#### Data ####

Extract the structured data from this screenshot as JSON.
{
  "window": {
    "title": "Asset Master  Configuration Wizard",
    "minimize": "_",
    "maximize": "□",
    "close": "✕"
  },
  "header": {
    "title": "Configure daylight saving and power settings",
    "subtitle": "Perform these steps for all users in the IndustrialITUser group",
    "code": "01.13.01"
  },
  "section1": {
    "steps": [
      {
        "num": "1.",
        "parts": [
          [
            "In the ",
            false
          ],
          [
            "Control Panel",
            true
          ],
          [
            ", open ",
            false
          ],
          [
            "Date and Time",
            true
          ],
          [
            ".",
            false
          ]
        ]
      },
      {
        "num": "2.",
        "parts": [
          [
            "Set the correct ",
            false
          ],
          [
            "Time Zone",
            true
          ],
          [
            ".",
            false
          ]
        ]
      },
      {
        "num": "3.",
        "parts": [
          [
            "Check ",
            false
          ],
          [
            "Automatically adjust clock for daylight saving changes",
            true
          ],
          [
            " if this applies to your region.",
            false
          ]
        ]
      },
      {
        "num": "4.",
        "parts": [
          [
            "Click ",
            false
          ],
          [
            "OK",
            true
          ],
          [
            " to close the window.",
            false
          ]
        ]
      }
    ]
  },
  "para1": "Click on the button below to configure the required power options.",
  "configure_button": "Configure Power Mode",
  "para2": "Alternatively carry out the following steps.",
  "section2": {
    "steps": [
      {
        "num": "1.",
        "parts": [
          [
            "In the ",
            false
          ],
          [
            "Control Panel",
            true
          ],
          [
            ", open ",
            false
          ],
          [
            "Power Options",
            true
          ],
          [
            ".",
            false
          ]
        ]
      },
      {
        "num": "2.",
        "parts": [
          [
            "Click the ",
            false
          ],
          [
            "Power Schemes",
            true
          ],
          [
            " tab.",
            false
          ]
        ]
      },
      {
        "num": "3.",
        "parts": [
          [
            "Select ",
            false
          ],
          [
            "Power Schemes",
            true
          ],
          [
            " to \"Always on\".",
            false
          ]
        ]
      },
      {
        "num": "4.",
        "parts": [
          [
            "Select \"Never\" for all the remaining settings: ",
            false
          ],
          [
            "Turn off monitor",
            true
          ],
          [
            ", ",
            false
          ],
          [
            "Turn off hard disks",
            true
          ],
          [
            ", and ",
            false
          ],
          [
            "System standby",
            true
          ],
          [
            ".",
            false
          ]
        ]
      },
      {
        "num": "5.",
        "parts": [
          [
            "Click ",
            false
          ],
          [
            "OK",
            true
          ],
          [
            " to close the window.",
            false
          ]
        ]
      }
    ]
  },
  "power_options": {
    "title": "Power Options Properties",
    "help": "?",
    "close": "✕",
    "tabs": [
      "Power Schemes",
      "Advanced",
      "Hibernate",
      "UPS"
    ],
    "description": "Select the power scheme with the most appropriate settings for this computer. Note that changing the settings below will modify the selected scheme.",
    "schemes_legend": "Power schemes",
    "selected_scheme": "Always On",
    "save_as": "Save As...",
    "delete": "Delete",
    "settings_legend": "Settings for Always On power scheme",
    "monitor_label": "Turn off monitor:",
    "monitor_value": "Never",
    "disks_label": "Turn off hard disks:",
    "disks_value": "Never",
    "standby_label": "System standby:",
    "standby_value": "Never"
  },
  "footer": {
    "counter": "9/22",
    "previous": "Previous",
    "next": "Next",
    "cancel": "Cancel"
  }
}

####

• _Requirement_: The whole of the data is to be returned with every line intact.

• _Written reply_:
Extract the structured data from this screenshot as JSON.
{
  "window": {
    "title": "Asset Master  Configuration Wizard",
    "minimize": "_",
    "maximize": "□",
    "close": "✕"
  },
  "header": {
    "title": "Configure daylight saving and power settings",
    "subtitle": "Perform these steps for all users in the IndustrialITUser group",
    "code": "01.13.01"
  },
  "section1": {
    "steps": [
      {
        "num": "1.",
        "parts": [
          [
            "In the ",
            false
          ],
          [
            "Control Panel",
            true
          ],
          [
            ", open ",
            false
          ],
          [
            "Date and Time",
            true
          ],
          [
            ".",
            false
          ]
        ]
      },
      {
        "num": "2.",
        "parts": [
          [
            "Set the correct ",
            false
          ],
          [
            "Time Zone",
            true
          ],
          [
            ".",
            false
          ]
        ]
      },
      {
        "num": "3.",
        "parts": [
          [
            "Check ",
            false
          ],
          [
            "Automatically adjust clock for daylight saving changes",
            true
          ],
          [
            " if this applies to your region.",
            false
          ]
        ]
      },
      {
        "num": "4.",
        "parts": [
          [
            "Click ",
            false
          ],
          [
            "OK",
            true
          ],
          [
            " to close the window.",
            false
          ]
        ]
      }
    ]
  },
  "para1": "Click on the button below to configure the required power options.",
  "configure_button": "Configure Power Mode",
  "para2": "Alternatively carry out the following steps.",
  "section2": {
    "steps": [
      {
        "num": "1.",
        "parts": [
          [
            "In the ",
            false
          ],
          [
            "Control Panel",
            true
          ],
          [
            ", open ",
            false
          ],
          [
            "Power Options",
            true
          ],
          [
            ".",
            false
          ]
        ]
      },
      {
        "num": "2.",
        "parts": [
          [
            "Click the ",
            false
          ],
          [
            "Power Schemes",
            true
          ],
          [
            " tab.",
            false
          ]
        ]
      },
      {
        "num": "3.",
        "parts": [
          [
            "Select ",
            false
          ],
          [
            "Power Schemes",
            true
          ],
          [
            " to \"Always on\".",
            false
          ]
        ]
      },
      {
        "num": "4.",
        "parts": [
          [
            "Select \"Never\" for all the remaining settings: ",
            false
          ],
          [
            "Turn off monitor",
            true
          ],
          [
            ", ",
            false
          ],
          [
            "Turn off hard disks",
            true
          ],
          [
            ", and ",
            false
          ],
          [
            "System standby",
            true
          ],
          [
            ".",
            false
          ]
        ]
      },
      {
        "num": "5.",
        "parts": [
          [
            "Click ",
            false
          ],
          [
            "OK",
            true
          ],
          [
            " to close the window.",
            false
          ]
        ]
      }
    ]
  },
  "power_options": {
    "title": "Power Options Properties",
    "help": "?",
    "close": "✕",
    "tabs": [
      "Power Schemes",
      "Advanced",
      "Hibernate",
      "UPS"
    ],
    "description": "Select the power scheme with the most appropriate settings for this computer. Note that changing the settings below will modify the selected scheme.",
    "schemes_legend": "Power schemes",
    "selected_scheme": "Always On",
    "save_as": "Save As...",
    "delete": "Delete",
    "settings_legend": "Settings for Always On power scheme",
    "monitor_label": "Turn off monitor:",
    "monitor_value": "Never",
    "disks_label": "Turn off hard disks:",
    "disks_value": "Never",
    "standby_label": "System standby:",
    "standby_value": "Never"
  },
  "footer": {
    "counter": "9/22",
    "previous": "Previous",
    "next": "Next",
    "cancel": "Cancel"
  }
}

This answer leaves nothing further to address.